NEW York has overtaken London to become the world’s top financial centre, in a shift largely blamed on Brexit chaos.
A survey of 180 financial executives found that more than half of respondents now see New York as the world’s top financial centre, up 10% from 2018. While 36% see London as the leader, down 17% from last year.
“Last year, Brexit cast a shadow of uncertainty over the United Kingdom’s economy; it has now escalated to a full-blown crisis,” said a spokesperson for US consultancy firm Duff & Phelps, which conducted the study.
“Looking ahead, however, globalisation’s diffusion of influence begins to be apparent: 12% of respondents expect Hong Kong to be the world’s pre-eminent financial centre five years from now.”

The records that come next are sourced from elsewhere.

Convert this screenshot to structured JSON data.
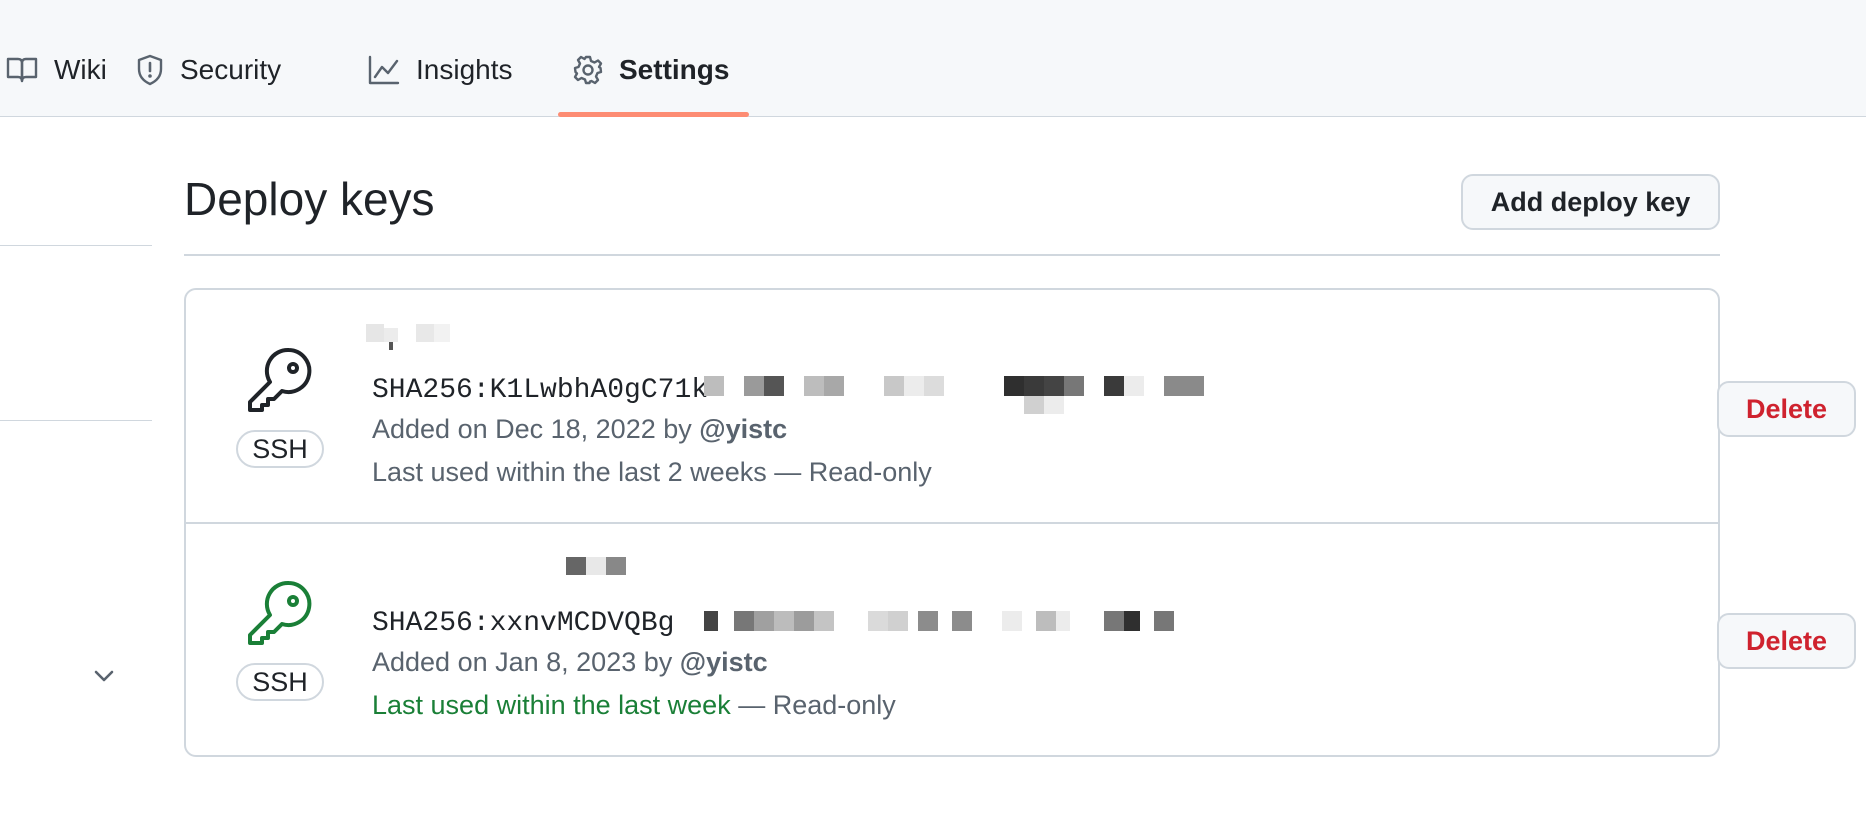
{
  "nav": {
    "tabs": [
      {
        "label": "Wiki",
        "icon": "book-icon"
      },
      {
        "label": "Security",
        "icon": "shield-icon"
      },
      {
        "label": "Insights",
        "icon": "graph-icon"
      },
      {
        "label": "Settings",
        "icon": "gear-icon",
        "selected": true
      }
    ],
    "accent_color": "#fd8c73"
  },
  "page": {
    "title": "Deploy keys",
    "add_button_label": "Add deploy key"
  },
  "keys": [
    {
      "type_label": "SSH",
      "icon": "key-icon",
      "icon_color": "#1f2328",
      "fingerprint": "SHA256:K1LwbhA0gC71k",
      "added_prefix": "Added on Dec 18, 2022 by",
      "added_by": "@yistc",
      "last_used": "Last used within the last 2 weeks",
      "access": "— Read-only",
      "delete_label": "Delete"
    },
    {
      "type_label": "SSH",
      "icon": "key-icon",
      "icon_color": "#1a7f37",
      "fingerprint": "SHA256:xxnvMCDVQBg",
      "added_prefix": "Added on Jan 8, 2023 by",
      "added_by": "@yistc",
      "last_used": "Last used within the last week",
      "access": "— Read-only",
      "delete_label": "Delete"
    }
  ]
}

More than 60% of responses named Britain and the United States as the top spots for finance, with the rest mainly pointing to Ireland, Singapore, Luxembourg and Hong Kong.

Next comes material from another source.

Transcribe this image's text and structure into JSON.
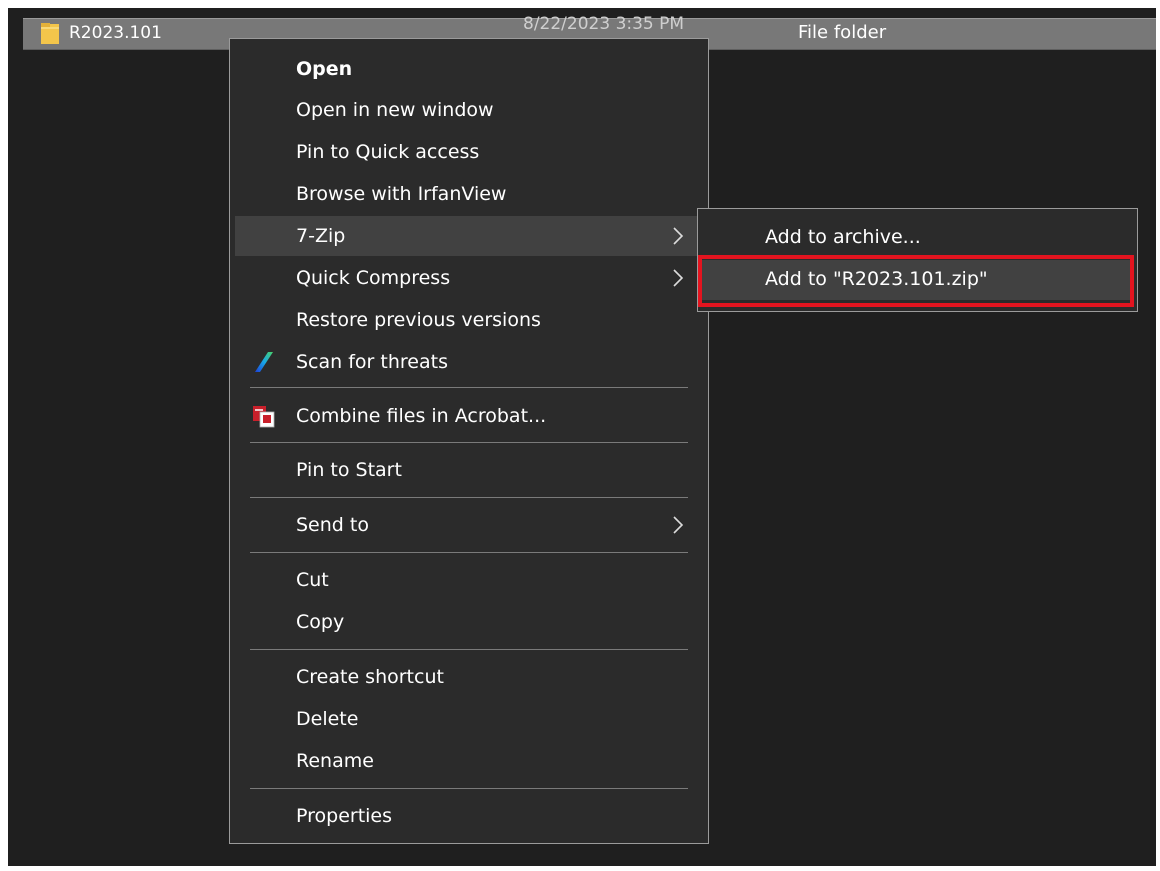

The surveyors said Dublin, Frankfurt and Luxembourg had fared better in experts’ estimations this year, as the EU’s financial industry continues to search for a new hub.
Britain’s departure from the EU has already been delayed twice, with the next deadline set for October 31.
Uncertainty over future bilateral trade relations has driven banks, asset managers and insurers to set up operations in the bloc to maintain links with customers.
Britain’s International Trade Secretary Liam Fox said the UK’s financial services would emerge from Brexit “fitter, stronger and more dynamic than ever”, as he addressed an international finance forum in London on May 21.